Without including the pictures, copy each line below exactly as it reads.

> **Excerpts from an interface dataset**:
· · · · ·

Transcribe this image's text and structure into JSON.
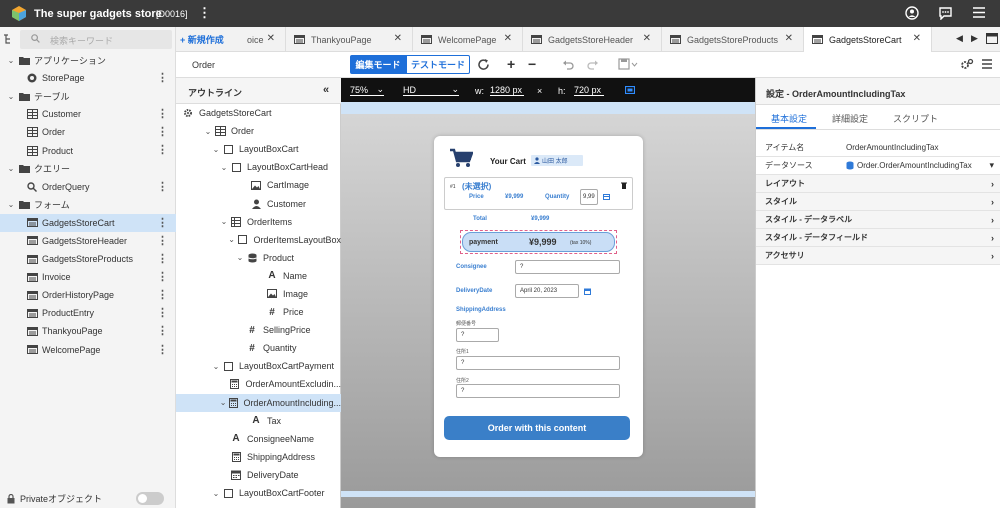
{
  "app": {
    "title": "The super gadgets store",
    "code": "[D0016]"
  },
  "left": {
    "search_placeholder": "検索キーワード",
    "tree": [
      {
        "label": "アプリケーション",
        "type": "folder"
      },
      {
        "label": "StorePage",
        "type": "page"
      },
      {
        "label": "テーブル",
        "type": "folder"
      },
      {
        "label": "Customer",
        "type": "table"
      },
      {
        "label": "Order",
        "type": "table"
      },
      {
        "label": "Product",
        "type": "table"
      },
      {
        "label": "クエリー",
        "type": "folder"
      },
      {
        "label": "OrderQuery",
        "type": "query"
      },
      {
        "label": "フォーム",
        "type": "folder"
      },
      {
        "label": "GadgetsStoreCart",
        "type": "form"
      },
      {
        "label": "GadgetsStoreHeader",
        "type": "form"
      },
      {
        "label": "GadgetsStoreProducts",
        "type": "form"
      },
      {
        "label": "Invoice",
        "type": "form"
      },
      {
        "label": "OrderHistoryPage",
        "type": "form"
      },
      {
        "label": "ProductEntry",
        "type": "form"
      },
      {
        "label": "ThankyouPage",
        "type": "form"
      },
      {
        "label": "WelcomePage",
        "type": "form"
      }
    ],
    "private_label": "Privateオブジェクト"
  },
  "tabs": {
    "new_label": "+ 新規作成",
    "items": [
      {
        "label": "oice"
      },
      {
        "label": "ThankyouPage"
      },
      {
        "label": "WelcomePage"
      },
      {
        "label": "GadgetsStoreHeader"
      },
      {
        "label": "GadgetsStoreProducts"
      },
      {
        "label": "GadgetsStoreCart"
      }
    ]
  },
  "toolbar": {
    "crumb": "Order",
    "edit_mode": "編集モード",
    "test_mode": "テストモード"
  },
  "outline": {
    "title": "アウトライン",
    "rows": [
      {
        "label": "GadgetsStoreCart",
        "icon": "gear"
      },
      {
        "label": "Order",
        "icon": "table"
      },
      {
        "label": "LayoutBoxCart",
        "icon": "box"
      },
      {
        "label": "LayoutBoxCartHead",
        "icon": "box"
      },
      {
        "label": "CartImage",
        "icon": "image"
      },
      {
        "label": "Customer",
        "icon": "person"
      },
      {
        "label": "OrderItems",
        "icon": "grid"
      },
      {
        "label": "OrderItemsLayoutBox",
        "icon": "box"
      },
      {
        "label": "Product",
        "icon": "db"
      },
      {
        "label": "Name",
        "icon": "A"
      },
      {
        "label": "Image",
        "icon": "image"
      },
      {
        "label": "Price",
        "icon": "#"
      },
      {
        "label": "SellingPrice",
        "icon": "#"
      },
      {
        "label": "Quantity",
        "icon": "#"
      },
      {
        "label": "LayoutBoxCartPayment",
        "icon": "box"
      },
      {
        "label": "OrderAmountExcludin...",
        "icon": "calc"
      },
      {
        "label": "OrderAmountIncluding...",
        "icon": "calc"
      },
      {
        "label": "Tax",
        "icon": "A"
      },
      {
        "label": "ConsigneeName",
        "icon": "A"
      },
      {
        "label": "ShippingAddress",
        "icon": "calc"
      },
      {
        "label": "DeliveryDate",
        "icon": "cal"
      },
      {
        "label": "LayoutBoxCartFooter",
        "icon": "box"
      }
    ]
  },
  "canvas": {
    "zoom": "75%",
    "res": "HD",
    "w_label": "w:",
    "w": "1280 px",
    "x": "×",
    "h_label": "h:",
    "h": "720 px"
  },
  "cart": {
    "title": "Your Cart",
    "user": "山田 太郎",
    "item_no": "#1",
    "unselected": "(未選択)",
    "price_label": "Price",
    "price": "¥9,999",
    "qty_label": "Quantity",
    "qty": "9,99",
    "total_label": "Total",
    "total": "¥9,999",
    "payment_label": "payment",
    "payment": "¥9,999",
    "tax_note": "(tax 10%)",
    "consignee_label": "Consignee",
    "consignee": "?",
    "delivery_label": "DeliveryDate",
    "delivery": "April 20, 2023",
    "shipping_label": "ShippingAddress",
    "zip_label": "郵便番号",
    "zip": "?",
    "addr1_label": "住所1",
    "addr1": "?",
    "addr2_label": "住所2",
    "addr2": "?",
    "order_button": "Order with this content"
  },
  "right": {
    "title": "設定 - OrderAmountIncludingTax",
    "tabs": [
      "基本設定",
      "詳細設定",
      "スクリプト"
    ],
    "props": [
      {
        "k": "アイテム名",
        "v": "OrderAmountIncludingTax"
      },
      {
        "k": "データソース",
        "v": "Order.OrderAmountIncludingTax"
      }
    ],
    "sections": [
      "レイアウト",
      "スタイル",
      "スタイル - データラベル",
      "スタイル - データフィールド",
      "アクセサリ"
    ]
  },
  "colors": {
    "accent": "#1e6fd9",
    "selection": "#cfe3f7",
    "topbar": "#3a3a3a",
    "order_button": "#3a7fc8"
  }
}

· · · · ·

> **Written response**:
Transcribe this image's text and structure into JSON.
{
  "app": {
    "title": "The super gadgets store",
    "code": "[D0016]"
  },
  "left": {
    "search_placeholder": "検索キーワード",
    "tree": [
      {
        "label": "アプリケーション",
        "type": "folder"
      },
      {
        "label": "StorePage",
        "type": "page"
      },
      {
        "label": "テーブル",
        "type": "folder"
      },
      {
        "label": "Customer",
        "type": "table"
      },
      {
        "label": "Order",
        "type": "table"
      },
      {
        "label": "Product",
        "type": "table"
      },
      {
        "label": "クエリー",
        "type": "folder"
      },
      {
        "label": "OrderQuery",
        "type": "query"
      },
      {
        "label": "フォーム",
        "type": "folder"
      },
      {
        "label": "GadgetsStoreCart",
        "type": "form"
      },
      {
        "label": "GadgetsStoreHeader",
        "type": "form"
      },
      {
        "label": "GadgetsStoreProducts",
        "type": "form"
      },
      {
        "label": "Invoice",
        "type": "form"
      },
      {
        "label": "OrderHistoryPage",
        "type": "form"
      },
      {
        "label": "ProductEntry",
        "type": "form"
      },
      {
        "label": "ThankyouPage",
        "type": "form"
      },
      {
        "label": "WelcomePage",
        "type": "form"
      }
    ],
    "private_label": "Privateオブジェクト"
  },
  "tabs": {
    "new_label": "+ 新規作成",
    "items": [
      {
        "label": "oice"
      },
      {
        "label": "ThankyouPage"
      },
      {
        "label": "WelcomePage"
      },
      {
        "label": "GadgetsStoreHeader"
      },
      {
        "label": "GadgetsStoreProducts"
      },
      {
        "label": "GadgetsStoreCart"
      }
    ]
  },
  "toolbar": {
    "crumb": "Order",
    "edit_mode": "編集モード",
    "test_mode": "テストモード"
  },
  "outline": {
    "title": "アウトライン",
    "rows": [
      {
        "label": "GadgetsStoreCart",
        "icon": "gear"
      },
      {
        "label": "Order",
        "icon": "table"
      },
      {
        "label": "LayoutBoxCart",
        "icon": "box"
      },
      {
        "label": "LayoutBoxCartHead",
        "icon": "box"
      },
      {
        "label": "CartImage",
        "icon": "image"
      },
      {
        "label": "Customer",
        "icon": "person"
      },
      {
        "label": "OrderItems",
        "icon": "grid"
      },
      {
        "label": "OrderItemsLayoutBox",
        "icon": "box"
      },
      {
        "label": "Product",
        "icon": "db"
      },
      {
        "label": "Name",
        "icon": "A"
      },
      {
        "label": "Image",
        "icon": "image"
      },
      {
        "label": "Price",
        "icon": "#"
      },
      {
        "label": "SellingPrice",
        "icon": "#"
      },
      {
        "label": "Quantity",
        "icon": "#"
      },
      {
        "label": "LayoutBoxCartPayment",
        "icon": "box"
      },
      {
        "label": "OrderAmountExcludin...",
        "icon": "calc"
      },
      {
        "label": "OrderAmountIncluding...",
        "icon": "calc"
      },
      {
        "label": "Tax",
        "icon": "A"
      },
      {
        "label": "ConsigneeName",
        "icon": "A"
      },
      {
        "label": "ShippingAddress",
        "icon": "calc"
      },
      {
        "label": "DeliveryDate",
        "icon": "cal"
      },
      {
        "label": "LayoutBoxCartFooter",
        "icon": "box"
      }
    ]
  },
  "canvas": {
    "zoom": "75%",
    "res": "HD",
    "w_label": "w:",
    "w": "1280 px",
    "x": "×",
    "h_label": "h:",
    "h": "720 px"
  },
  "cart": {
    "title": "Your Cart",
    "user": "山田 太郎",
    "item_no": "#1",
    "unselected": "(未選択)",
    "price_label": "Price",
    "price": "¥9,999",
    "qty_label": "Quantity",
    "qty": "9,99",
    "total_label": "Total",
    "total": "¥9,999",
    "payment_label": "payment",
    "payment": "¥9,999",
    "tax_note": "(tax 10%)",
    "consignee_label": "Consignee",
    "consignee": "?",
    "delivery_label": "DeliveryDate",
    "delivery": "April 20, 2023",
    "shipping_label": "ShippingAddress",
    "zip_label": "郵便番号",
    "zip": "?",
    "addr1_label": "住所1",
    "addr1": "?",
    "addr2_label": "住所2",
    "addr2": "?",
    "order_button": "Order with this content"
  },
  "right": {
    "title": "設定 - OrderAmountIncludingTax",
    "tabs": [
      "基本設定",
      "詳細設定",
      "スクリプト"
    ],
    "props": [
      {
        "k": "アイテム名",
        "v": "OrderAmountIncludingTax"
      },
      {
        "k": "データソース",
        "v": "Order.OrderAmountIncludingTax"
      }
    ],
    "sections": [
      "レイアウト",
      "スタイル",
      "スタイル - データラベル",
      "スタイル - データフィールド",
      "アクセサリ"
    ]
  },
  "colors": {
    "accent": "#1e6fd9",
    "selection": "#cfe3f7",
    "topbar": "#3a3a3a",
    "order_button": "#3a7fc8"
  }
}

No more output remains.